Honestly, I’m really intrigued by rugby. It’s is all about brute force and quick feet. It’s minimal protection and massive muscle. The average weight of a professional rugby player is 238 pounds. Bloody hell. What more could a female sports fan ask for?
No matter how much I read up on cricket, I don’t think I’ll ever be able to understand the game. It’s sort of like baseball, in that there is a bat, a ball and to score you need to make runs. There are some fun twists that include wickets and bails. There are three wickets, or posts, that stand behind the batter. On top of the wickets are two pieces of wood called bails. If a batter knocks off the bails, then they’re out. There are only two “bases” that the batters run between. The positions are essentially the same: pitcher, batter, fielders.
It’s baseball mixed with Jenga. Did I also mention that cricket uniforms make the players look like they’re going out for tea afterwards?
Interestingly enough, Polo originated in India. It is legitimately the fastest sport in the world. The U.S. doesn’t really have a sport to compare to polo. We do have a men’s cologne named after it though.
Players on horses race full -peed towards a tiny ball, swinging giant mallets. What could possibly go wrong? Maybe not so ironically, a study in the British Journal of Sports Medicine found that 64 percent of polo injuries were considered major, the most common of which were fractures and facial lacerations. So if you like demolition derby mixed with croquet and horse racing, polo is the sport for you.

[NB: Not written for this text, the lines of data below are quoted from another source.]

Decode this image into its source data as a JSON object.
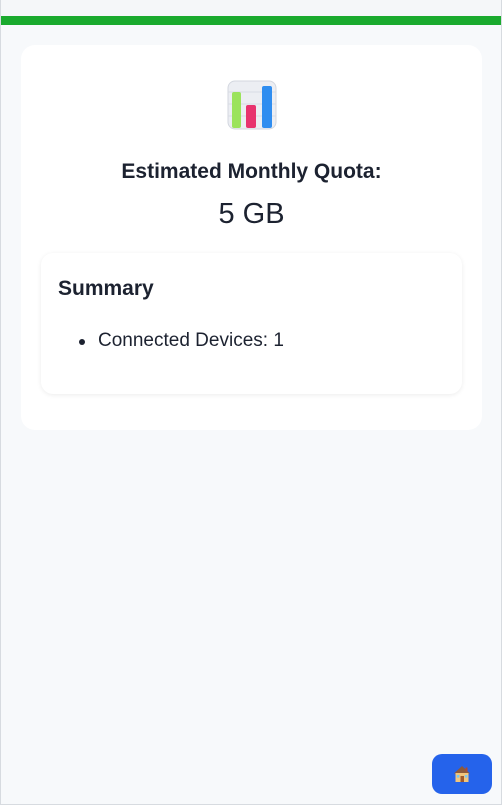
{
  "progress": {
    "fraction": 1.0,
    "color": "#1aaa2e"
  },
  "card": {
    "icon": "bar-chart-icon",
    "quota_label": "Estimated Monthly Quota:",
    "quota_value": "5 GB"
  },
  "summary": {
    "title": "Summary",
    "items": [
      "Connected Devices: 1"
    ]
  },
  "home_button": {
    "icon": "house-icon",
    "color": "#2563eb"
  }
}
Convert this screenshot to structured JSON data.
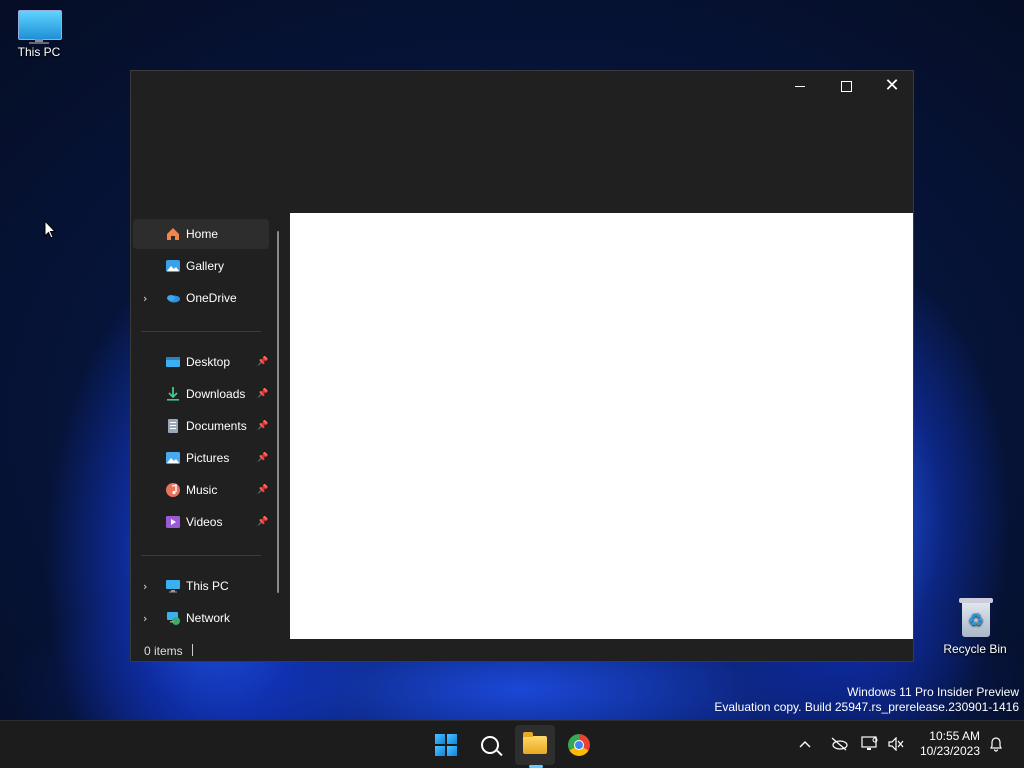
{
  "desktop": {
    "this_pc_label": "This PC",
    "recycle_bin_label": "Recycle Bin",
    "watermark_line1": "Windows 11 Pro Insider Preview",
    "watermark_line2": "Evaluation copy. Build 25947.rs_prerelease.230901-1416"
  },
  "window": {
    "minimize_icon": "minimize-icon",
    "maximize_icon": "maximize-icon",
    "close_icon": "close-icon",
    "close_glyph": "✕"
  },
  "sidebar": {
    "items": [
      {
        "label": "Home",
        "icon": "home-icon"
      },
      {
        "label": "Gallery",
        "icon": "gallery-icon"
      },
      {
        "label": "OneDrive",
        "icon": "onedrive-icon"
      },
      {
        "label": "Desktop",
        "icon": "desktop-icon"
      },
      {
        "label": "Downloads",
        "icon": "downloads-icon"
      },
      {
        "label": "Documents",
        "icon": "documents-icon"
      },
      {
        "label": "Pictures",
        "icon": "pictures-icon"
      },
      {
        "label": "Music",
        "icon": "music-icon"
      },
      {
        "label": "Videos",
        "icon": "videos-icon"
      },
      {
        "label": "This PC",
        "icon": "this-pc-icon"
      },
      {
        "label": "Network",
        "icon": "network-icon"
      }
    ]
  },
  "status": {
    "items_count": "0 items"
  },
  "taskbar": {
    "apps": [
      "start-icon",
      "search-icon",
      "file-explorer-icon",
      "chrome-icon"
    ],
    "clock_time": "10:55 AM",
    "clock_date": "10/23/2023"
  },
  "colors": {
    "accent": "#60cdff",
    "window_bg": "#202020",
    "content_bg": "#ffffff"
  }
}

Tennis, soccer (football), boxing, golf
Tennis, soccer, boxing and golf are other sports that are really popular in the United Kingdom. Soccer is an especially beloved pastime. Don’t call it soccer though, unless you want everyone to know that you are an uncultured American.
Some other sports words that you should know are: pitch (field), boots (cleats), kit (uniform), footie (game/match), etc., etc.
Even though cricket and polo are the only sports on this list that aren’t an official sport of the summer Olympic Games, I’m still excited to see all of these games and athletes in action.
Jessica Pettengill | Features Reporter